From Citizendium, the Citizens' Compendium
In mathematics, a complete metric space is a metric space in which every Cauchy sequence in that space is convergent. In other words, every Cauchy sequence in the metric space tends in the limit to a point which is again an element of that space. Hence the metric space is, in a sense, "complete."
Let X be a metric space with metric d. Then X is complete if for every Cauchy sequence there is an associated element such that .
- The real numbers R, and more generally finite-dimensional Euclidean spaces, with the usual metric are complete.
- Any compact metric space is sequentially compact and hence complete.
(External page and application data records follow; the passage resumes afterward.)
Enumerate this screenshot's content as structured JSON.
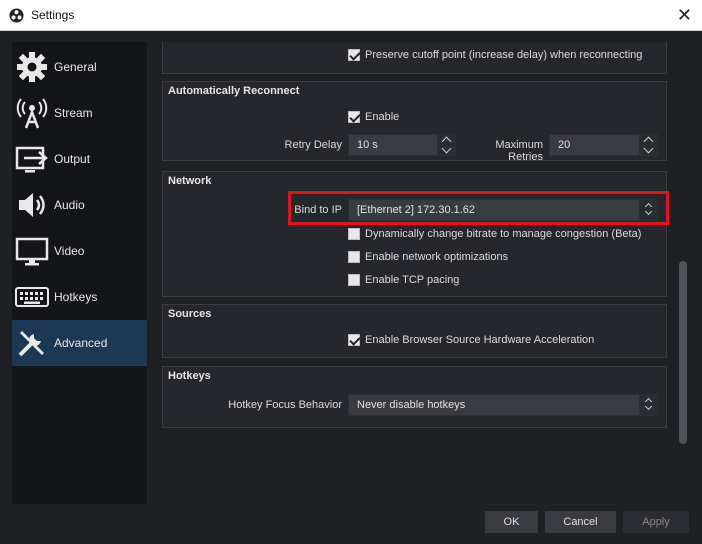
{
  "window": {
    "title": "Settings"
  },
  "sidebar": {
    "items": [
      {
        "label": "General",
        "icon": "gear-icon"
      },
      {
        "label": "Stream",
        "icon": "antenna-icon"
      },
      {
        "label": "Output",
        "icon": "output-icon"
      },
      {
        "label": "Audio",
        "icon": "speaker-icon"
      },
      {
        "label": "Video",
        "icon": "monitor-icon"
      },
      {
        "label": "Hotkeys",
        "icon": "keyboard-icon"
      },
      {
        "label": "Advanced",
        "icon": "tools-icon",
        "active": true
      }
    ]
  },
  "top": {
    "preserve_cutoff_label": "Preserve cutoff point (increase delay) when reconnecting",
    "preserve_cutoff_checked": true
  },
  "reconnect": {
    "title": "Automatically Reconnect",
    "enable_label": "Enable",
    "enable_checked": true,
    "retry_delay_label": "Retry Delay",
    "retry_delay_value": "10 s",
    "max_retries_label": "Maximum Retries",
    "max_retries_value": "20"
  },
  "network": {
    "title": "Network",
    "bind_label": "Bind to IP",
    "bind_value": "[Ethernet 2] 172.30.1.62",
    "dynamic_bitrate_label": "Dynamically change bitrate to manage congestion (Beta)",
    "net_opt_label": "Enable network optimizations",
    "tcp_pacing_label": "Enable TCP pacing"
  },
  "sources": {
    "title": "Sources",
    "browser_hw_label": "Enable Browser Source Hardware Acceleration",
    "browser_hw_checked": true
  },
  "hotkeys": {
    "title": "Hotkeys",
    "focus_label": "Hotkey Focus Behavior",
    "focus_value": "Never disable hotkeys"
  },
  "buttons": {
    "ok": "OK",
    "cancel": "Cancel",
    "apply": "Apply"
  },
  "colors": {
    "highlight": "#e3131b",
    "active_nav": "#1c3855",
    "background": "#1f2024"
  }
}
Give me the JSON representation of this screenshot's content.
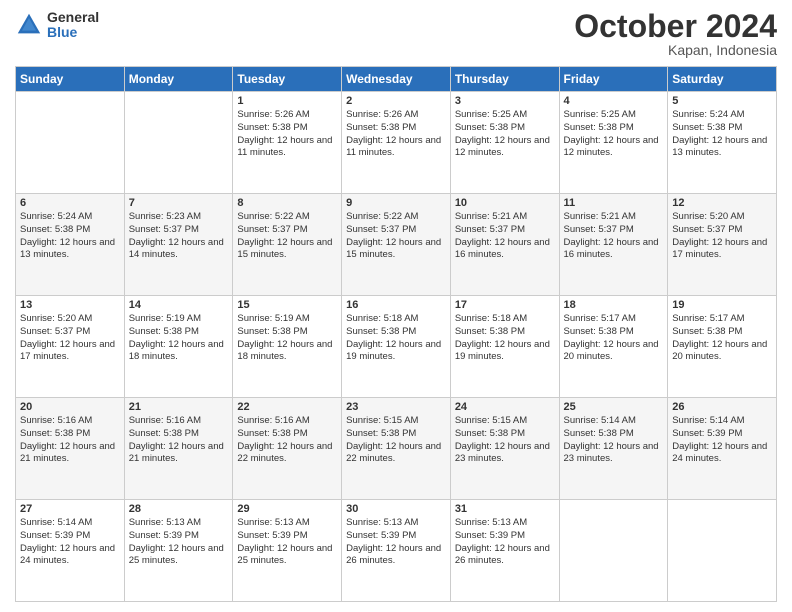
{
  "header": {
    "logo": {
      "general": "General",
      "blue": "Blue"
    },
    "title": "October 2024",
    "location": "Kapan, Indonesia"
  },
  "days_of_week": [
    "Sunday",
    "Monday",
    "Tuesday",
    "Wednesday",
    "Thursday",
    "Friday",
    "Saturday"
  ],
  "weeks": [
    [
      {
        "day": "",
        "info": ""
      },
      {
        "day": "",
        "info": ""
      },
      {
        "day": "1",
        "info": "Sunrise: 5:26 AM\nSunset: 5:38 PM\nDaylight: 12 hours and 11 minutes."
      },
      {
        "day": "2",
        "info": "Sunrise: 5:26 AM\nSunset: 5:38 PM\nDaylight: 12 hours and 11 minutes."
      },
      {
        "day": "3",
        "info": "Sunrise: 5:25 AM\nSunset: 5:38 PM\nDaylight: 12 hours and 12 minutes."
      },
      {
        "day": "4",
        "info": "Sunrise: 5:25 AM\nSunset: 5:38 PM\nDaylight: 12 hours and 12 minutes."
      },
      {
        "day": "5",
        "info": "Sunrise: 5:24 AM\nSunset: 5:38 PM\nDaylight: 12 hours and 13 minutes."
      }
    ],
    [
      {
        "day": "6",
        "info": "Sunrise: 5:24 AM\nSunset: 5:38 PM\nDaylight: 12 hours and 13 minutes."
      },
      {
        "day": "7",
        "info": "Sunrise: 5:23 AM\nSunset: 5:37 PM\nDaylight: 12 hours and 14 minutes."
      },
      {
        "day": "8",
        "info": "Sunrise: 5:22 AM\nSunset: 5:37 PM\nDaylight: 12 hours and 15 minutes."
      },
      {
        "day": "9",
        "info": "Sunrise: 5:22 AM\nSunset: 5:37 PM\nDaylight: 12 hours and 15 minutes."
      },
      {
        "day": "10",
        "info": "Sunrise: 5:21 AM\nSunset: 5:37 PM\nDaylight: 12 hours and 16 minutes."
      },
      {
        "day": "11",
        "info": "Sunrise: 5:21 AM\nSunset: 5:37 PM\nDaylight: 12 hours and 16 minutes."
      },
      {
        "day": "12",
        "info": "Sunrise: 5:20 AM\nSunset: 5:37 PM\nDaylight: 12 hours and 17 minutes."
      }
    ],
    [
      {
        "day": "13",
        "info": "Sunrise: 5:20 AM\nSunset: 5:37 PM\nDaylight: 12 hours and 17 minutes."
      },
      {
        "day": "14",
        "info": "Sunrise: 5:19 AM\nSunset: 5:38 PM\nDaylight: 12 hours and 18 minutes."
      },
      {
        "day": "15",
        "info": "Sunrise: 5:19 AM\nSunset: 5:38 PM\nDaylight: 12 hours and 18 minutes."
      },
      {
        "day": "16",
        "info": "Sunrise: 5:18 AM\nSunset: 5:38 PM\nDaylight: 12 hours and 19 minutes."
      },
      {
        "day": "17",
        "info": "Sunrise: 5:18 AM\nSunset: 5:38 PM\nDaylight: 12 hours and 19 minutes."
      },
      {
        "day": "18",
        "info": "Sunrise: 5:17 AM\nSunset: 5:38 PM\nDaylight: 12 hours and 20 minutes."
      },
      {
        "day": "19",
        "info": "Sunrise: 5:17 AM\nSunset: 5:38 PM\nDaylight: 12 hours and 20 minutes."
      }
    ],
    [
      {
        "day": "20",
        "info": "Sunrise: 5:16 AM\nSunset: 5:38 PM\nDaylight: 12 hours and 21 minutes."
      },
      {
        "day": "21",
        "info": "Sunrise: 5:16 AM\nSunset: 5:38 PM\nDaylight: 12 hours and 21 minutes."
      },
      {
        "day": "22",
        "info": "Sunrise: 5:16 AM\nSunset: 5:38 PM\nDaylight: 12 hours and 22 minutes."
      },
      {
        "day": "23",
        "info": "Sunrise: 5:15 AM\nSunset: 5:38 PM\nDaylight: 12 hours and 22 minutes."
      },
      {
        "day": "24",
        "info": "Sunrise: 5:15 AM\nSunset: 5:38 PM\nDaylight: 12 hours and 23 minutes."
      },
      {
        "day": "25",
        "info": "Sunrise: 5:14 AM\nSunset: 5:38 PM\nDaylight: 12 hours and 23 minutes."
      },
      {
        "day": "26",
        "info": "Sunrise: 5:14 AM\nSunset: 5:39 PM\nDaylight: 12 hours and 24 minutes."
      }
    ],
    [
      {
        "day": "27",
        "info": "Sunrise: 5:14 AM\nSunset: 5:39 PM\nDaylight: 12 hours and 24 minutes."
      },
      {
        "day": "28",
        "info": "Sunrise: 5:13 AM\nSunset: 5:39 PM\nDaylight: 12 hours and 25 minutes."
      },
      {
        "day": "29",
        "info": "Sunrise: 5:13 AM\nSunset: 5:39 PM\nDaylight: 12 hours and 25 minutes."
      },
      {
        "day": "30",
        "info": "Sunrise: 5:13 AM\nSunset: 5:39 PM\nDaylight: 12 hours and 26 minutes."
      },
      {
        "day": "31",
        "info": "Sunrise: 5:13 AM\nSunset: 5:39 PM\nDaylight: 12 hours and 26 minutes."
      },
      {
        "day": "",
        "info": ""
      },
      {
        "day": "",
        "info": ""
      }
    ]
  ]
}
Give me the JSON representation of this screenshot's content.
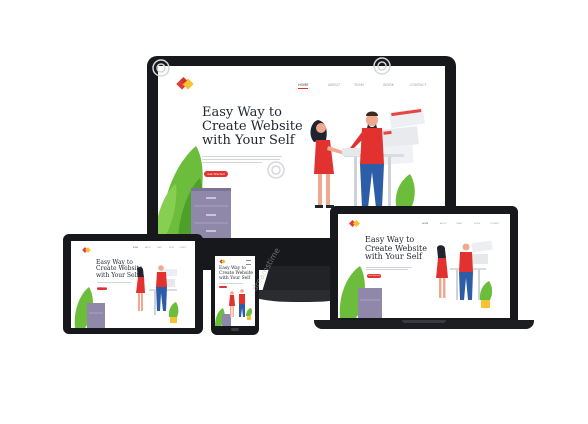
{
  "hero": {
    "title_lines": [
      "Easy Way to",
      "Create Website",
      "with Your Self"
    ],
    "cta_label": "Get Started"
  },
  "nav": [
    "HOME",
    "ABOUT",
    "TEAM",
    "WORK",
    "CONTACT"
  ],
  "watermark": "dreamstime",
  "colors": {
    "bezel": "#17181b",
    "accent_red": "#e2322f",
    "logo_red": "#e23b37",
    "logo_yellow": "#f4c430",
    "plant_green": "#6cbd3b",
    "cabinet_purple": "#8f88a8",
    "skin": "#f0a98e"
  },
  "icons": [
    "logo-icon",
    "plant-icon",
    "cabinet-icon",
    "woman-figure-icon",
    "man-figure-icon",
    "browser-window-icon",
    "watermark-swirl-icon"
  ]
}
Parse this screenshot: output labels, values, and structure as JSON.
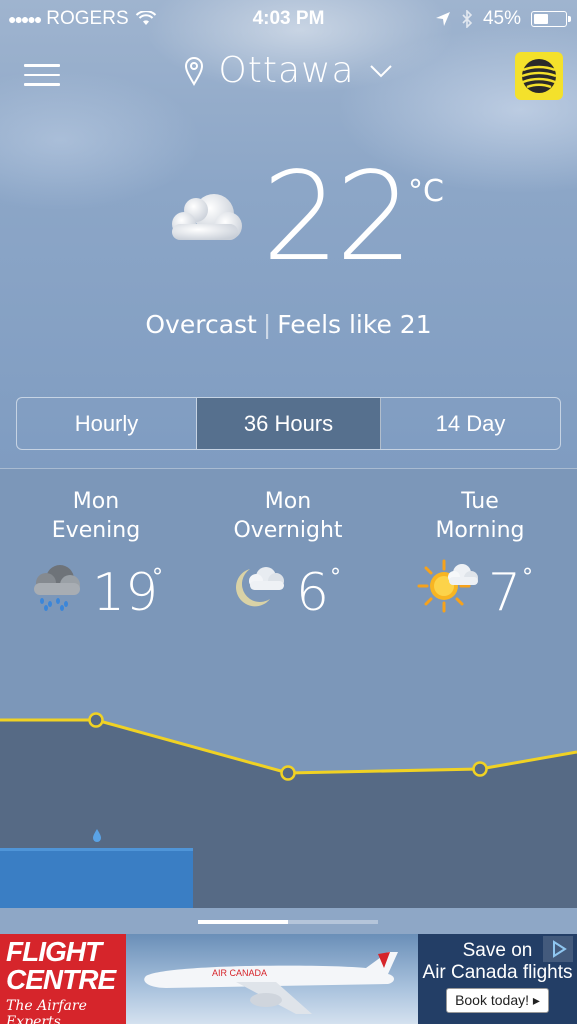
{
  "status_bar": {
    "carrier": "ROGERS",
    "time": "4:03 PM",
    "battery": "45%",
    "battery_level": 0.45,
    "icons": [
      "signal-dots-icon",
      "wifi-icon",
      "location-arrow-icon",
      "bluetooth-icon",
      "battery-icon"
    ]
  },
  "header": {
    "city": "Ottawa",
    "icons": [
      "hamburger-menu-icon",
      "location-pin-icon",
      "chevron-down-icon",
      "weather-channel-logo"
    ]
  },
  "current": {
    "temperature": "22",
    "unit": "°C",
    "condition": "Overcast",
    "separator": "|",
    "feels_like": "Feels like 21",
    "icon": "overcast-cloud-icon"
  },
  "tabs": [
    {
      "label": "Hourly",
      "active": false
    },
    {
      "label": "36 Hours",
      "active": true
    },
    {
      "label": "14 Day",
      "active": false
    }
  ],
  "forecast": [
    {
      "day": "Mon",
      "period": "Evening",
      "temp": "19",
      "icon": "rain-cloud-icon"
    },
    {
      "day": "Mon",
      "period": "Overnight",
      "temp": "6",
      "icon": "moon-cloud-icon"
    },
    {
      "day": "Tue",
      "period": "Morning",
      "temp": "7",
      "icon": "sun-cloud-icon"
    }
  ],
  "degree_symbol": "°",
  "chart": {
    "temp_line_color": "#f0d224",
    "precip_color": "#3a7ec4",
    "precip_icon": "raindrop-icon"
  },
  "pager": {
    "pages": 2,
    "active": 1
  },
  "ad": {
    "brand_line1": "FLIGHT",
    "brand_line2": "CENTRE",
    "tagline": "The Airfare Experts",
    "plane_label": "AIR CANADA",
    "headline1": "Save on",
    "headline2": "Air Canada flights",
    "cta": "Book today! ▸",
    "icons": [
      "ad-choices-icon"
    ]
  }
}
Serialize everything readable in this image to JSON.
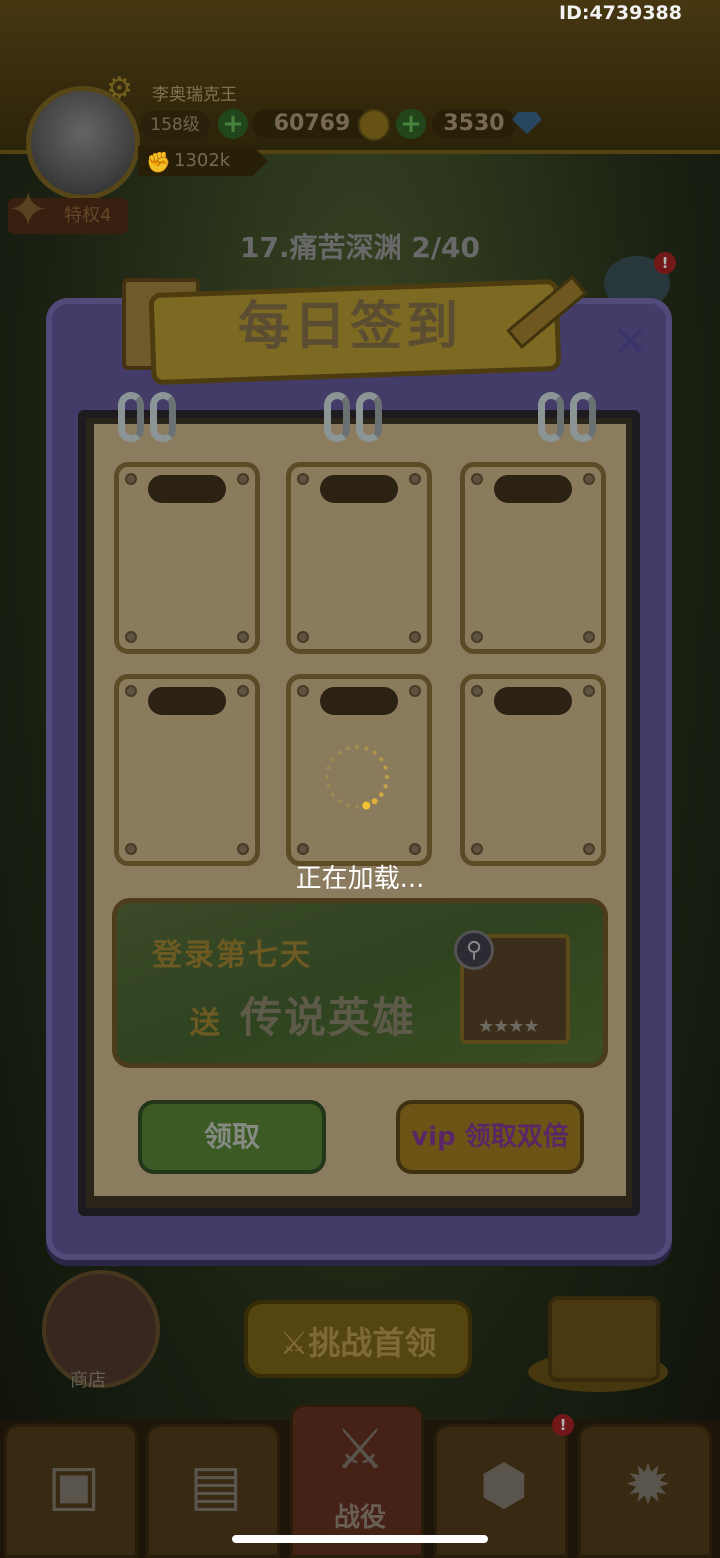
{
  "top_bar": {
    "id_label": "ID:4739388",
    "player_name": "李奥瑞克王",
    "level": "158级",
    "gold": "60769",
    "gems": "3530",
    "power": "1302k",
    "privilege": "特权4"
  },
  "stage": {
    "title": "17.痛苦深渊 2/40"
  },
  "dialog": {
    "title": "每日签到",
    "reward_line1": "登录第七天",
    "reward_line2_prefix": "送",
    "reward_line2_main": "传说英雄",
    "hero_stars": "★★★★",
    "claim_label": "领取",
    "vip_label": "vip 领取双倍",
    "loading": "正在加载..."
  },
  "main": {
    "shop_label": "商店",
    "boss_label": "挑战首领"
  },
  "bottom_nav": {
    "active_label": "战役"
  },
  "colors": {
    "dialog_frame": "#433b68",
    "accent_gold": "#7d6a22",
    "claim_green": "#3c5a24",
    "spinner": "#f2c230"
  },
  "icons": [
    "gear-icon",
    "plus-icon",
    "coin-icon",
    "gem-icon",
    "power-icon",
    "crown-icon",
    "close-icon",
    "sword-icon",
    "magnifier-icon",
    "chest-icon",
    "cards-icon",
    "shield-icon",
    "guild-icon"
  ]
}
The converse does not hold: for example, R is complete but not compact.
- In a space with the discrete metric, the only Cauchy sequences are those which are constant from some point on. Hence any discrete metric space is complete.
- The rational numbers Q are not complete. For example, the sequence (xn) defined by x0 = 1, xn+1 = 1 + 1/xn is Cauchy, but does not converge in Q.
- The real numbers R are the completion of the rational numbers Q with respect to the usual metric of absolute distance.
Topologically complete space
is a homeomorphism between the complete metric space R and the incomplete space which is the unit circle in the Euclidean plane with the point (0,-1) deleted. The latter space is not complete as the non-Cauchy sequence corresponding to t=n as n runs through the positive integers is mapped to a non-convergent Cauchy sequence on the circle.
We can define a topological space to be metrically topologically complete if it is homeomorphic to a complete metric space. A topological condition for this property is that the space be metrizable and an absolute Gδ, that is, a Gδ in every topological space in which it can be embedded.